Albany deacons and wives attend annual retreat led by Deacon Greg Kandra in Windham. (Photo provided)
Albany deacons and wives attend annual retreat led by Deacon Greg Kandra in Windham. (Photo provided)

Over the weekend of Sept. 20-22, 70 deacons and their wives  participated in the 32nd annual Diaconate Retreat at the Thompson House in Windham. The theme of this year’s retreat was “Deacons as Bridge Builders.” Deacon Greg Kandra from the Diocese of Brooklyn facilitated the retreat. He serves as the multimedia editor for the Catholic Near East Welfare Association and created the popular blog, “The Deacon’s Bench.”

“The Deacon has one foot in the sanctuary and one foot on the sidewalk,” reflected Deacon Kandra as he explored the unique role deacons play in the life of the Church. Deacons receive the sacrament of Holy Orders and so are clergy but also may be married, have families and hold full time jobs. They have the difficult job of balancing the demands and responsibilities of family life with those of ministry.

In a world increasingly divided and separated along economic, social, racial, political and religious lines, deacons are challenged to build bridges among people, to be connectors, to reach out across barriers, sharing God’s love for every human being and for all of creation.  Deacon Kandra suggested that the work of building bridges needs to take place in at least three different environments: at home, in the parish and in the community. 

Deacons are challenged to be witnesses of God’s love and faithfulness in their homes. As they are called to proclaim the good news of the Gospel on Sunday, they are first called to proclaim that good news by the love they have for their wives and their families. 

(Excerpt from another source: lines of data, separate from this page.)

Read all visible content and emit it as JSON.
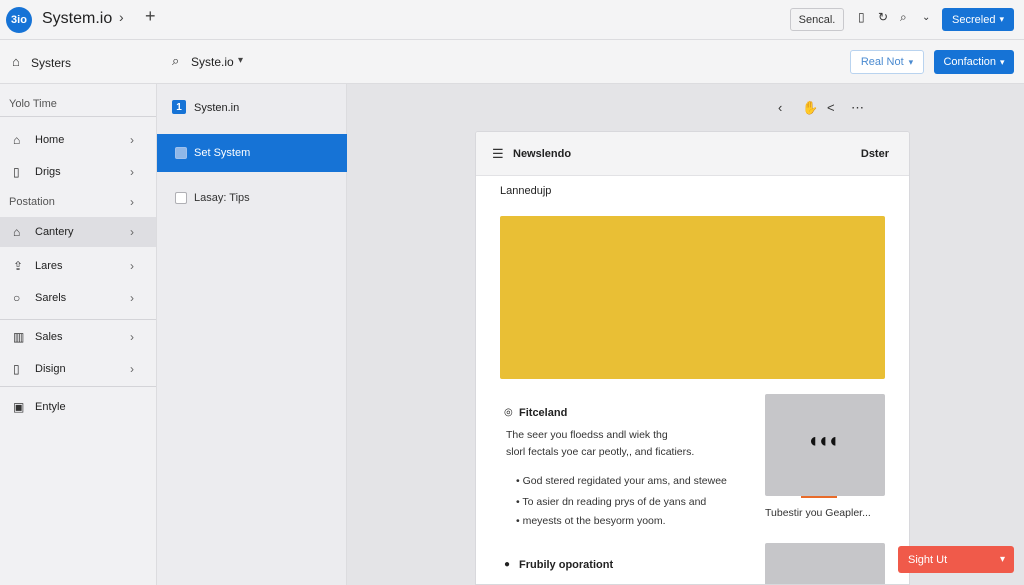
{
  "topbar": {
    "logo": "3io",
    "title": "System.io",
    "secondary_button": "Sencal.",
    "primary_button": "Secreled"
  },
  "subbar": {
    "title": "Systers",
    "search": "Syste.io",
    "outline_button": "Real Not",
    "primary_button": "Confaction"
  },
  "sidebar": {
    "heading1": "Yolo Time",
    "group1": [
      "Home",
      "Drigs"
    ],
    "heading2": "Postation",
    "group2": [
      "Cantery",
      "Lares",
      "Sarels"
    ],
    "group3": [
      "Sales",
      "Disign"
    ],
    "extra": "Entyle",
    "active_item": "Cantery"
  },
  "panel": {
    "header_badge": "1",
    "header": "Systen.in",
    "selected_item": "Set System",
    "item": "Lasay: Tips"
  },
  "card": {
    "title": "Newslendo",
    "right_label": "Dster",
    "subheading": "Lannedujp",
    "hero_color": "#e9bf35",
    "section1_title": "Fitceland",
    "section1_para": [
      "The seer you floedss andl wiek thg",
      "slorl fectals yoe car peotly,, and ficatiers."
    ],
    "bullets": [
      "God stered regidated your ams, and stewee",
      "To asier dn reading prys of de yans and",
      "meyests ot the besyorm yoom."
    ],
    "thumb_caption": "Tubestir you Geapler...",
    "section2_title": "Frubily oporationt"
  },
  "toast": {
    "label": "Sight Ut",
    "color": "#f05a4a"
  },
  "colors": {
    "accent": "#1673d6"
  }
}
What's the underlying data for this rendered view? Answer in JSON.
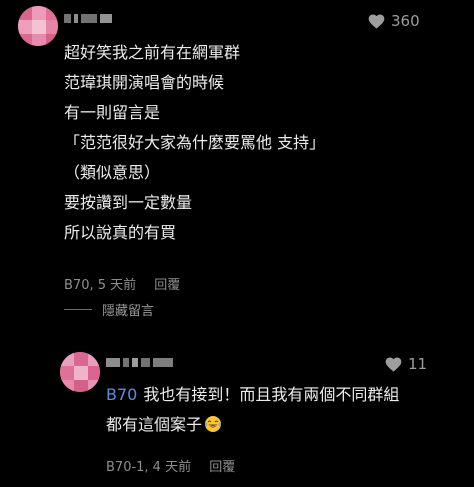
{
  "comment": {
    "likes": "360",
    "lines": [
      "超好笑我之前有在網軍群",
      "范瑋琪開演唱會的時候",
      "有一則留言是",
      "「范范很好大家為什麼要罵他 支持」",
      "（類似意思）",
      "要按讚到一定數量",
      "所以說真的有買"
    ],
    "meta": "B70, 5 天前",
    "reply_label": "回覆"
  },
  "hide_replies_label": "隱藏留言",
  "reply": {
    "likes": "11",
    "mention": "B70",
    "line1": "我也有接到！而且我有兩個不同群組",
    "line2": "都有這個案子",
    "emoji": "face-with-tears-of-joy",
    "meta": "B70-1, 4 天前",
    "reply_label": "回覆"
  },
  "colors": {
    "background": "#000000",
    "text": "#ececec",
    "muted": "#8e8e8e",
    "mention": "#5b8ee0",
    "avatar_main": "#e2799f"
  }
}
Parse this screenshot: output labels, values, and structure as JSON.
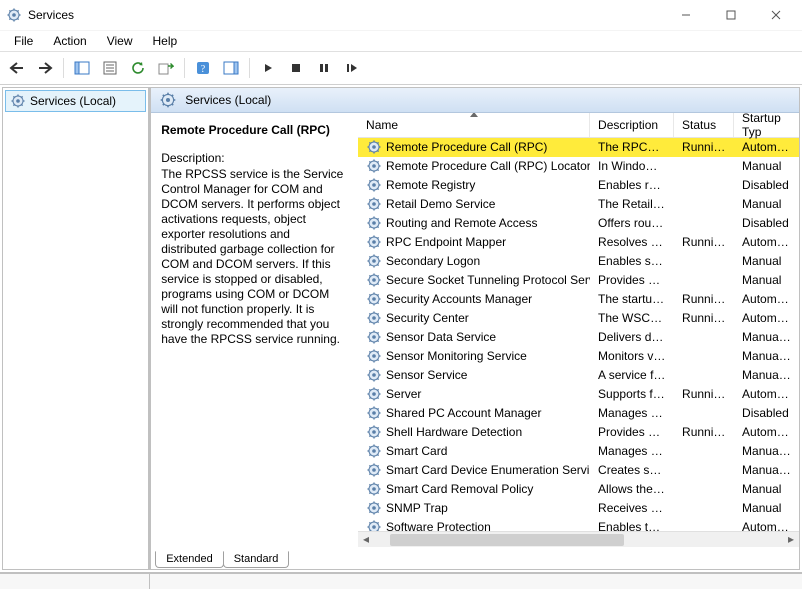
{
  "window": {
    "title": "Services"
  },
  "menu": {
    "file": "File",
    "action": "Action",
    "view": "View",
    "help": "Help"
  },
  "tree": {
    "root": "Services (Local)"
  },
  "detailHeader": {
    "label": "Services (Local)"
  },
  "info": {
    "title": "Remote Procedure Call (RPC)",
    "descLabel": "Description:",
    "descText": "The RPCSS service is the Service Control Manager for COM and DCOM servers. It performs object activations requests, object exporter resolutions and distributed garbage collection for COM and DCOM servers. If this service is stopped or disabled, programs using COM or DCOM will not function properly. It is strongly recommended that you have the RPCSS service running."
  },
  "columns": {
    "name": "Name",
    "description": "Description",
    "status": "Status",
    "startup": "Startup Typ"
  },
  "services": [
    {
      "name": "Remote Procedure Call (RPC)",
      "desc": "The RPCSS s...",
      "status": "Running",
      "startup": "Automatic",
      "selected": true
    },
    {
      "name": "Remote Procedure Call (RPC) Locator",
      "desc": "In Windows...",
      "status": "",
      "startup": "Manual"
    },
    {
      "name": "Remote Registry",
      "desc": "Enables rem...",
      "status": "",
      "startup": "Disabled"
    },
    {
      "name": "Retail Demo Service",
      "desc": "The Retail D...",
      "status": "",
      "startup": "Manual"
    },
    {
      "name": "Routing and Remote Access",
      "desc": "Offers routi...",
      "status": "",
      "startup": "Disabled"
    },
    {
      "name": "RPC Endpoint Mapper",
      "desc": "Resolves RP...",
      "status": "Running",
      "startup": "Automatic"
    },
    {
      "name": "Secondary Logon",
      "desc": "Enables star...",
      "status": "",
      "startup": "Manual"
    },
    {
      "name": "Secure Socket Tunneling Protocol Serv...",
      "desc": "Provides su...",
      "status": "",
      "startup": "Manual"
    },
    {
      "name": "Security Accounts Manager",
      "desc": "The startup ...",
      "status": "Running",
      "startup": "Automatic"
    },
    {
      "name": "Security Center",
      "desc": "The WSCSV...",
      "status": "Running",
      "startup": "Automatic"
    },
    {
      "name": "Sensor Data Service",
      "desc": "Delivers dat...",
      "status": "",
      "startup": "Manual (Tr"
    },
    {
      "name": "Sensor Monitoring Service",
      "desc": "Monitors va...",
      "status": "",
      "startup": "Manual (Tr"
    },
    {
      "name": "Sensor Service",
      "desc": "A service fo...",
      "status": "",
      "startup": "Manual (Tr"
    },
    {
      "name": "Server",
      "desc": "Supports fil...",
      "status": "Running",
      "startup": "Automatic"
    },
    {
      "name": "Shared PC Account Manager",
      "desc": "Manages pr...",
      "status": "",
      "startup": "Disabled"
    },
    {
      "name": "Shell Hardware Detection",
      "desc": "Provides no...",
      "status": "Running",
      "startup": "Automatic"
    },
    {
      "name": "Smart Card",
      "desc": "Manages ac...",
      "status": "",
      "startup": "Manual (Tr"
    },
    {
      "name": "Smart Card Device Enumeration Service",
      "desc": "Creates soft...",
      "status": "",
      "startup": "Manual (Tr"
    },
    {
      "name": "Smart Card Removal Policy",
      "desc": "Allows the s...",
      "status": "",
      "startup": "Manual"
    },
    {
      "name": "SNMP Trap",
      "desc": "Receives tra...",
      "status": "",
      "startup": "Manual"
    },
    {
      "name": "Software Protection",
      "desc": "Enables the ...",
      "status": "",
      "startup": "Automatic"
    }
  ],
  "tabs": {
    "extended": "Extended",
    "standard": "Standard"
  }
}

In their parishes, deacons are called to listen attentively to the needs of parishioners, to their struggles, worries, sadnesses and joys. The ministry of the deacon is one of presence, to be companions on the journey with those who are in need.

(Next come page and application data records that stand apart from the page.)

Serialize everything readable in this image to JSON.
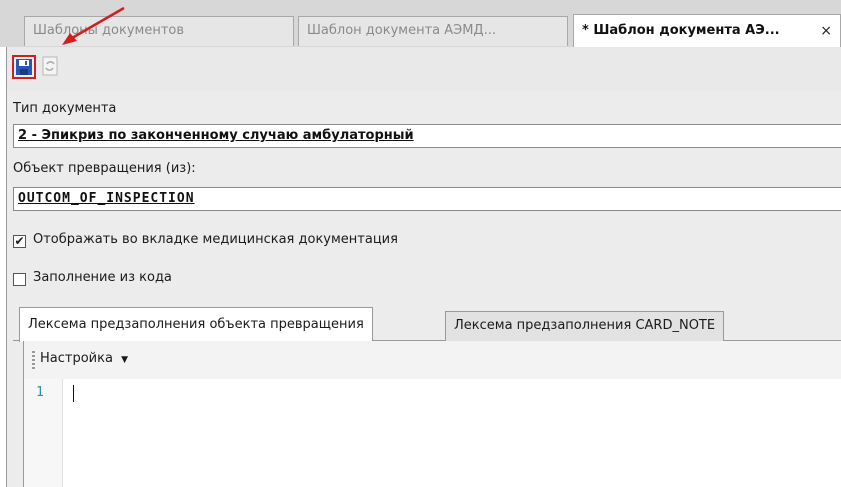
{
  "tabs": [
    {
      "label": "Шаблоны документов",
      "active": false
    },
    {
      "label": "Шаблон документа АЭМД...",
      "active": false
    },
    {
      "label": "* Шаблон документа АЭ...",
      "active": true,
      "close": "×"
    }
  ],
  "toolbar": {
    "save_icon": "floppy-disk-icon",
    "refresh_icon": "refresh-icon",
    "highlight_color": "#d11f1f"
  },
  "form": {
    "doc_type_label": "Тип документа",
    "doc_type_value": "2 - Эпикриз по законченному случаю амбулаторный",
    "object_label": "Объект превращения (из):",
    "object_value": "OUTCOM_OF_INSPECTION",
    "show_in_tab_label": "Отображать во вкладке медицинская документация",
    "show_in_tab_checked": true,
    "fill_from_code_label": "Заполнение из кода",
    "fill_from_code_checked": false
  },
  "inner_tabs": [
    {
      "label": "Лексема предзаполнения объекта превращения",
      "active": true
    },
    {
      "label": "Лексема предзаполнения CARD_NOTE",
      "active": false
    }
  ],
  "editor": {
    "settings_label": "Настройка",
    "line_number": "1"
  }
}
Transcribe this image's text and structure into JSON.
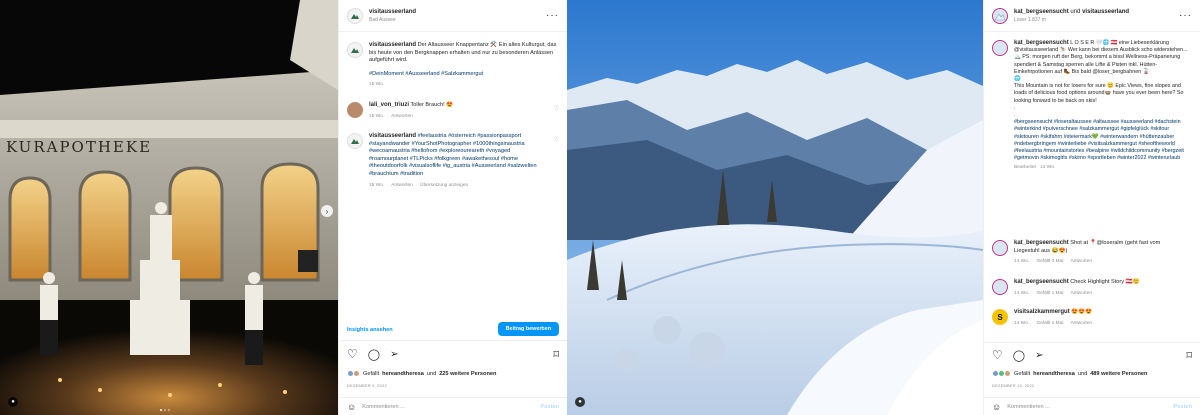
{
  "post1": {
    "header": {
      "username": "visitausseerland",
      "location": "Bad Aussee"
    },
    "caption": {
      "username": "visitausseerland",
      "text": "Der Altausseer Knappentanz ⚒️ Ein altes Kulturgut, das bis heute von den Bergknappen erhalten und nur zu besonderen Anlässen aufgeführt wird.",
      "hashtags": "#DeinMoment #Ausseerland #Salzkammergut",
      "age": "15 Wo."
    },
    "comments": [
      {
        "username": "lali_von_triuzi",
        "text": "Toller Brauch! 😍",
        "age": "15 Wo.",
        "reply": "Antworten"
      },
      {
        "username": "visitausseerland",
        "text": "#feelaustria #österreich #passionpassport #stayandwander #YourShotPhotographer #1000thingsinaustria #wecoamaustria #hellofrom #exploreoureareth #voyaged #roamourplanet #TLPicks #folkgreen #awakethesoul #home #theoutdoorfolk #visualsoflife #ig_austria #Ausseerland #salzwelten #brauchtum #tradition",
        "age": "15 Wo.",
        "reply": "Antworten",
        "translate": "Übersetzung anzeigen"
      }
    ],
    "insights_label": "Insights ansehen",
    "boost_label": "Beitrag bewerben",
    "likes": {
      "prefix": "Gefällt",
      "by": "hereandtheresa",
      "middle": "und",
      "others": "225 weitere Personen"
    },
    "date": "DEZEMBER 9, 2022",
    "add_comment_placeholder": "Kommentieren ...",
    "post_label": "Posten",
    "photo_sign": "KURAPOTHEKE"
  },
  "post2": {
    "header": {
      "username": "kat_bergseensucht",
      "connector": "und",
      "coauthor": "visitausseerland",
      "location": "Loser 1.837 m"
    },
    "caption": {
      "username": "kat_bergseensucht",
      "text": "L O S E R 🤍🌐 🇦🇹 eine Liebeserklärung @visitausseerland ⛷️ Wer kann bei diesem Ausblick scho widerstehen... 🏔️ PS: morgen ruft der Berg, bekommt a bissl Wellness-Präparierung spendiert & Samstag sperren alle Lifte & Pisten inkl. Hütten- Einkehrpotionen auf 🥾 Bis bald @loser_bergbahnen 🚡",
      "emoji_line": "🌐",
      "english": "This Mountain is not for losers for sure 😊 Epic Views, fine slopes and loads of delicious food options around🍲 have you ever been here? So looking forward to be back on skis!",
      "dots": ".",
      "hashtags": "#bergseensucht #loseraltaussee #altaussee #ausseerland #dachstein #winterkind #pulverschnee #salzkammergut #gipfelglück #skitour #skitouren #skifahrn #steiermark💚 #winterwandern #hüttenzauber #ndebergbringem #winterliebe #visitsalzkammergut #sheoftheworld #feelaustria #mountainstories #bealpine #wildchildcommunity #bergzeit #getmovin #skimogirls #skimo #sportleben #winter2022 #winterurlaub",
      "edited": "Bearbeitet · 14 Wo."
    },
    "comments": [
      {
        "username": "kat_bergseensucht",
        "text": "Shot at 📍@loseralm (geht fast vom Liegestuhl aus 😂😍)",
        "age": "14 Wo.",
        "likes": "Gefällt 3 Mal",
        "reply": "Antworten"
      },
      {
        "username": "kat_bergseensucht",
        "text": "Check Highlight Story 🇦🇹☺️",
        "age": "14 Wo.",
        "likes": "Gefällt 1 Mal",
        "reply": "Antworten"
      },
      {
        "username": "visitsalzkammergut",
        "text": "😍😍😍",
        "age": "14 Wo.",
        "likes": "Gefällt 1 Mal",
        "reply": "Antworten"
      }
    ],
    "likes": {
      "prefix": "Gefällt",
      "by": "hereandtheresa",
      "middle": "und",
      "others": "489 weitere Personen"
    },
    "date": "DEZEMBER 14, 2022",
    "add_comment_placeholder": "Kommentieren ...",
    "post_label": "Posten"
  },
  "colors": {
    "link": "#00376b",
    "accent": "#0095f6",
    "muted": "#8e8e8e"
  }
}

Deacons are also ordained to bring the Gospel to the marketplace, to their places of work, to every corner of their community, with a special concern for the poor, the marginalized and those who have no voice or power. 

Deacon Kandra stressed that deacons should not be defined by what they can do (baptize, preach, celebrate the sacrament of marriage), but by who they strive to be —men who have said YES to God’s call to serve God’s people  and who struggle to live their faith and proclaim God’s unconditional love in their families, parishes, and communities. 

On my way home to Saratoga after the retreat, my wife and I crossed a numbers of bridges.  Some of them passed over raging waters; others crossed small creeks. I thought about those bridges in a new way. They carried us safely to the other side. Maybe that is a good way to see the role of deacons in our Church: they offer a bridge of God’s love that can carry us safely to the other side.